Leaving out the images, repeat all the lines below exactly.

[LISTED RECORDS]

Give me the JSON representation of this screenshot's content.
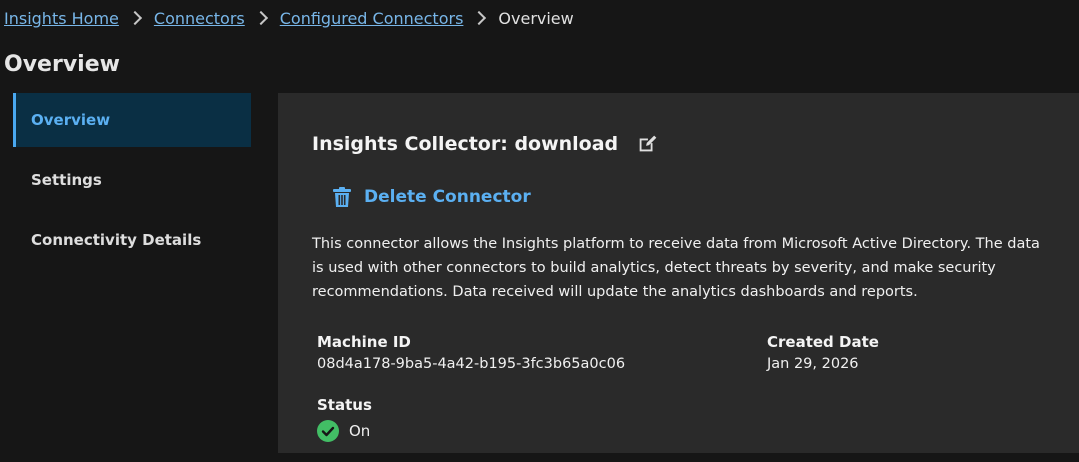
{
  "breadcrumb": {
    "items": [
      "Insights Home",
      "Connectors",
      "Configured Connectors"
    ],
    "current": "Overview"
  },
  "page": {
    "title": "Overview"
  },
  "sidenav": {
    "items": [
      {
        "label": "Overview",
        "active": true
      },
      {
        "label": "Settings",
        "active": false
      },
      {
        "label": "Connectivity Details",
        "active": false
      }
    ]
  },
  "connector": {
    "title": "Insights Collector: download",
    "delete_label": "Delete Connector",
    "description": "This connector allows the Insights platform to receive data from Microsoft Active Directory. The data is used with other connectors to build analytics, detect threats by severity, and make security recommendations. Data received will update the analytics dashboards and reports.",
    "machine_id_label": "Machine ID",
    "machine_id": "08d4a178-9ba5-4a42-b195-3fc3b65a0c06",
    "created_date_label": "Created Date",
    "created_date": "Jan 29, 2026",
    "status_label": "Status",
    "status": "On"
  },
  "icons": {
    "edit": "edit-icon",
    "delete": "trash-icon",
    "status": "check-circle-icon",
    "breadcrumb_separator": "chevron-right-icon"
  },
  "colors": {
    "link": "#78b6e8",
    "accent": "#4aa8f0",
    "active_nav_bg": "#0a2f44",
    "panel_bg": "#2a2a2a",
    "page_bg": "#161616",
    "status_ok": "#42be65"
  }
}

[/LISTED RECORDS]

**YOUR RESPONSE**
Give me the JSON representation of this screenshot's content.
{
  "breadcrumb": {
    "items": [
      "Insights Home",
      "Connectors",
      "Configured Connectors"
    ],
    "current": "Overview"
  },
  "page": {
    "title": "Overview"
  },
  "sidenav": {
    "items": [
      {
        "label": "Overview",
        "active": true
      },
      {
        "label": "Settings",
        "active": false
      },
      {
        "label": "Connectivity Details",
        "active": false
      }
    ]
  },
  "connector": {
    "title": "Insights Collector: download",
    "delete_label": "Delete Connector",
    "description": "This connector allows the Insights platform to receive data from Microsoft Active Directory. The data is used with other connectors to build analytics, detect threats by severity, and make security recommendations. Data received will update the analytics dashboards and reports.",
    "machine_id_label": "Machine ID",
    "machine_id": "08d4a178-9ba5-4a42-b195-3fc3b65a0c06",
    "created_date_label": "Created Date",
    "created_date": "Jan 29, 2026",
    "status_label": "Status",
    "status": "On"
  },
  "icons": {
    "edit": "edit-icon",
    "delete": "trash-icon",
    "status": "check-circle-icon",
    "breadcrumb_separator": "chevron-right-icon"
  },
  "colors": {
    "link": "#78b6e8",
    "accent": "#4aa8f0",
    "active_nav_bg": "#0a2f44",
    "panel_bg": "#2a2a2a",
    "page_bg": "#161616",
    "status_ok": "#42be65"
  }
}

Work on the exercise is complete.